This is the second video in our blog series, Configuring Incident Reports for Your Status Page.
Earlier this month, our product manager, Eric Warth put together a few quick (3-5 min) videos to help new users with some of the basics of setting up your software status page. I’ll be sharing them one at a time on this blog, but you can view them as we post them up on YouTube here.
Configuring Incident Reports for Your Status Page:
In this video (just over 4 minutes), Eric covers:
- Components (e.g. servers, integration partners, functions within IT)
Why a Status Page Needs Incident Reporting
Incident reporting is the primary value of having a status page. It spares your IT and/or customer support teams from the full onslaught of inquiries about the status of your product(s), but more importantly it shows your end-users that you care about their experiences using your tool(set) and that they can trust you to be transparent about when there are issues with it.
Incident reporting can take several forms. The most common is probably anticipated incidents – like scheduled maintenance or deployments. These alerts can be scheduled ahead of time, for everyone’s mutual convenience.
Alerts for unanticipated downtime also occur, and these can come in a variety of forms. If you’ve got an integration set up with your application performance monitoring (APM) tool, they can be live or delayed (perhaps you don’t want an alert going out unless an issue has been an issue for several minutes). Regardless of whether you’ve got an APM integration set up or not, you can post retroactive incident alerts as well.
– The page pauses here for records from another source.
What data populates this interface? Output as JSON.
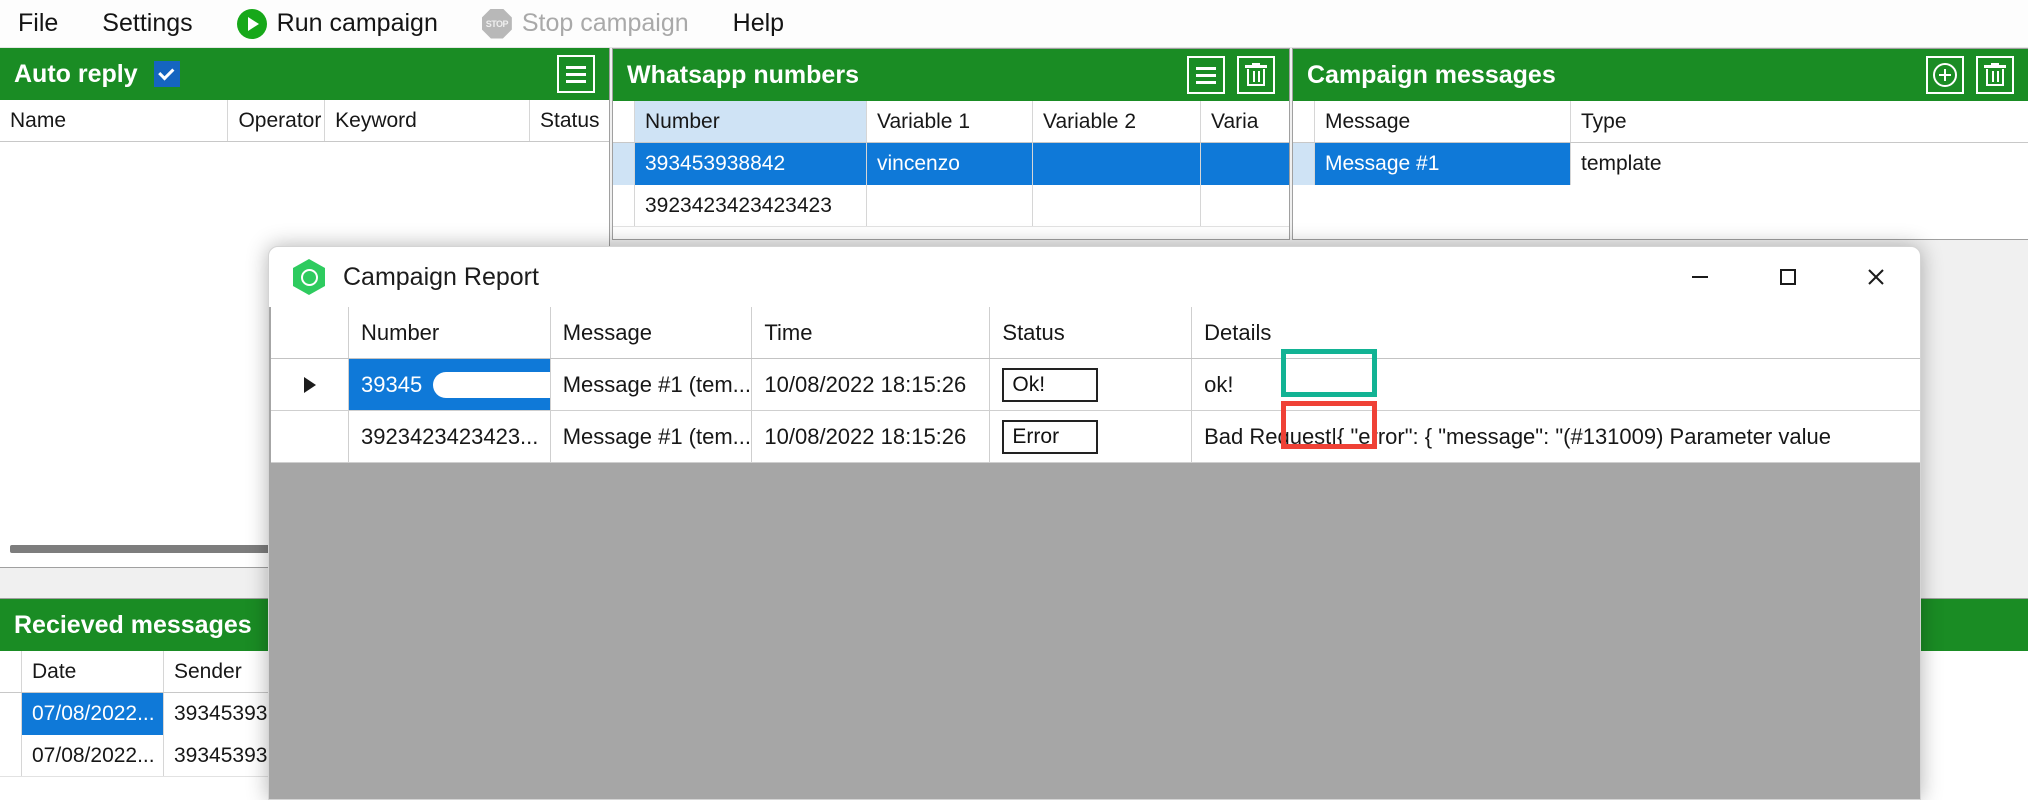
{
  "menubar": {
    "items": [
      {
        "label": "File",
        "icon": null,
        "disabled": false
      },
      {
        "label": "Settings",
        "icon": null,
        "disabled": false
      },
      {
        "label": "Run campaign",
        "icon": "play-circle-icon",
        "disabled": false
      },
      {
        "label": "Stop campaign",
        "icon": "stop-sign-icon",
        "disabled": true
      },
      {
        "label": "Help",
        "icon": null,
        "disabled": false
      }
    ]
  },
  "colors": {
    "panel_header_green": "#1a8c24",
    "selection_blue": "#0f79d8",
    "header_select_blue": "#cfe3f5",
    "ok_highlight": "#12b394",
    "error_highlight": "#ef4136",
    "dialog_body_gray": "#a6a6a6",
    "run_icon_green": "#17a81a"
  },
  "panels": {
    "auto_reply": {
      "title": "Auto reply",
      "checkbox_checked": true,
      "menu_icon": "hamburger-menu-icon",
      "columns": [
        "Name",
        "Operator",
        "Keyword",
        "Status"
      ],
      "rows": []
    },
    "whatsapp_numbers": {
      "title": "Whatsapp numbers",
      "menu_icon": "hamburger-menu-icon",
      "delete_icon": "trash-icon",
      "columns": [
        "Number",
        "Variable 1",
        "Variable 2",
        "Varia"
      ],
      "rows": [
        {
          "cells": [
            "393453938842",
            "vincenzo",
            "",
            ""
          ],
          "selected": true
        },
        {
          "cells": [
            "3923423423423423",
            "",
            "",
            ""
          ],
          "selected": false
        }
      ]
    },
    "campaign_messages": {
      "title": "Campaign messages",
      "add_icon": "plus-circle-icon",
      "delete_icon": "trash-icon",
      "columns": [
        "Message",
        "Type"
      ],
      "rows": [
        {
          "cells": [
            "Message #1",
            "template"
          ],
          "selected": true
        }
      ]
    },
    "recieved_messages": {
      "title": "Recieved messages",
      "columns": [
        "Date",
        "Sender"
      ],
      "rows": [
        {
          "cells": [
            "07/08/2022...",
            "39345393"
          ],
          "selected": true
        },
        {
          "cells": [
            "07/08/2022...",
            "39345393"
          ],
          "selected": false
        }
      ]
    }
  },
  "dialog": {
    "title": "Campaign Report",
    "app_icon": "whatsapp-hexagon-icon",
    "window_controls": {
      "minimize": "minimize-icon",
      "maximize": "maximize-icon",
      "close": "close-icon"
    },
    "columns": [
      "Number",
      "Message",
      "Time",
      "Status",
      "Details"
    ],
    "rows": [
      {
        "number": "39345",
        "number_redacted": true,
        "message": "Message #1 (tem...",
        "time": "10/08/2022 18:15:26",
        "status": "Ok!",
        "status_highlight": "ok",
        "details": "ok!",
        "selected": true,
        "row_indicator": true
      },
      {
        "number": "3923423423423...",
        "number_redacted": false,
        "message": "Message #1 (tem...",
        "time": "10/08/2022 18:15:26",
        "status": "Error",
        "status_highlight": "error",
        "details": "Bad Request|{   \"error\": {      \"message\": \"(#131009) Parameter value",
        "selected": false,
        "row_indicator": false
      }
    ]
  }
}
Incident reporting can also be set up by component or sub-component. Perhaps only those using a certain product out of your total suite of offerings or only those hosted on a certain server are impacted by a given performance issue – no need to send a communication to every end-user, only notify those impacted.
Finally, for any given incident report on your status page, you can select whether it counts towards downtime or not (for purposes of an SLA, for instance).
Status Page Subscribers
Subscribers extend the value of a status page by making it even more convenient for end-users to be notified when there are issues.
Rather than having to come back and check your hosted status page when they suspect there may be an issue, they can elect to automatically receive notifications via their preferred communication method (e.g. email, SMS/text, Slack, tweet, etc.).
As Eric notes in the video, end-users can subscribe (or be subscribed by you) by specific component or sub-component, so again they are only receiving alerts that are relevant to their individual ability to access and use your products.
Next week, I’ll share Eric’s video covering setting up integrations (such as APM integrations mentioned above), and as I did here provide some additional context to why they are an important part of your downtime communication plan.
Comments are closed.